Of course, there are people who still think this is a bad habit. There are still people who tell me it's a habit that should be broken. But I just think about my daughter, the one whose back I'll never rub until she falls asleep. The one who we won't walk back to bed at 3 a.m. and lay with until morning. The one who will never ask us to rock her to sleep or request lullabies for us to sing her. I think of my daughter whose hair I will never breathe in, whose breaths I will never see. And I know that I'm right and that what everyone else considers a bad habit is really a gift that I am so unbelievably grateful for.
Loss does this a lot, at least for me. It takes away the doubt and worry that I had previously been racked with. I stopped caring what other people thought. I stopped wondering if I was doing things the right way.
I realized that it's okay if Ethan wets the bed until he's 12 because he's there to wet those sheets and add to our laundry piles.
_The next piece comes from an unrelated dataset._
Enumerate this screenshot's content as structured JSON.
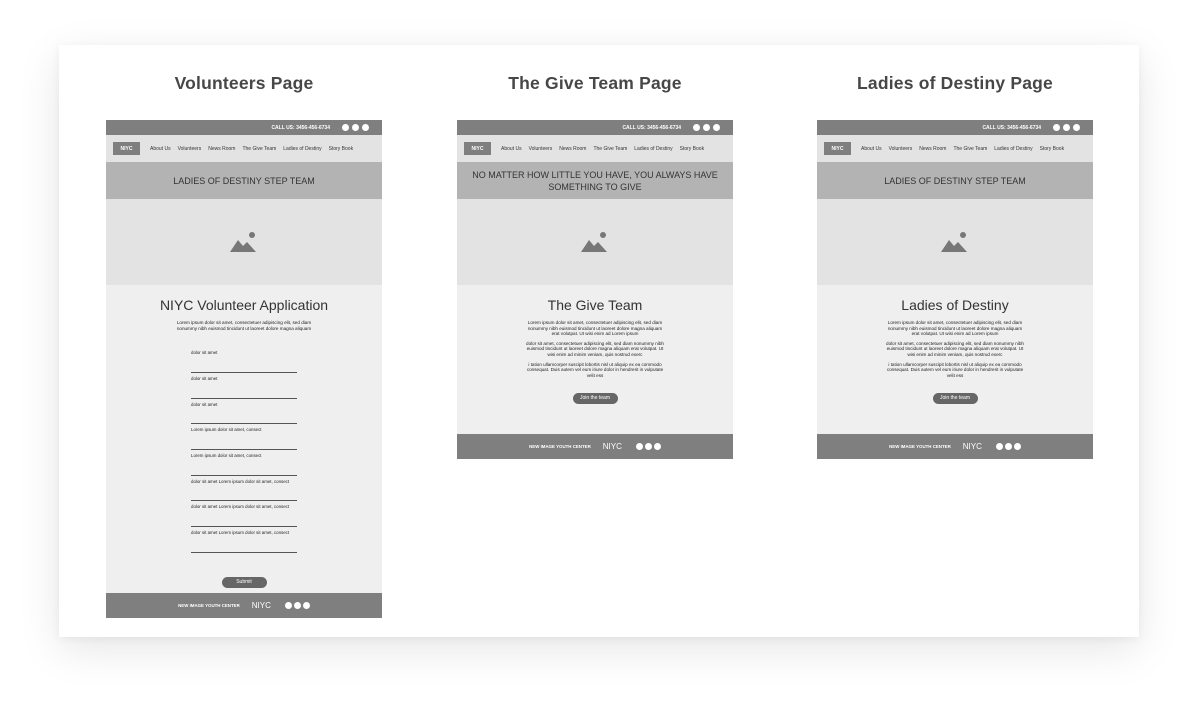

It's okay if he needs me to hold him and carry him even though obnoxious strangers in restaurants like to point out he's "too old" to be held. I realized that it's perfectly okay for Ethan to spend the days with me and in my care because I can provide him with what needs at this point in his life and he is here for me to provide him with those things. My daughter will never get a lunch carved into silly shapes. She will never get to lay next to her mommy or daddy at nighttime. She will never get to do a tot tray or play with a sensory bin that I've stayed up all night preparing despite earning the reputation as a "Pinterest mom." And so I'm okay with it and any other name anyone wants to call me -- because those names, they're all a gift that I'm never going to take for granted.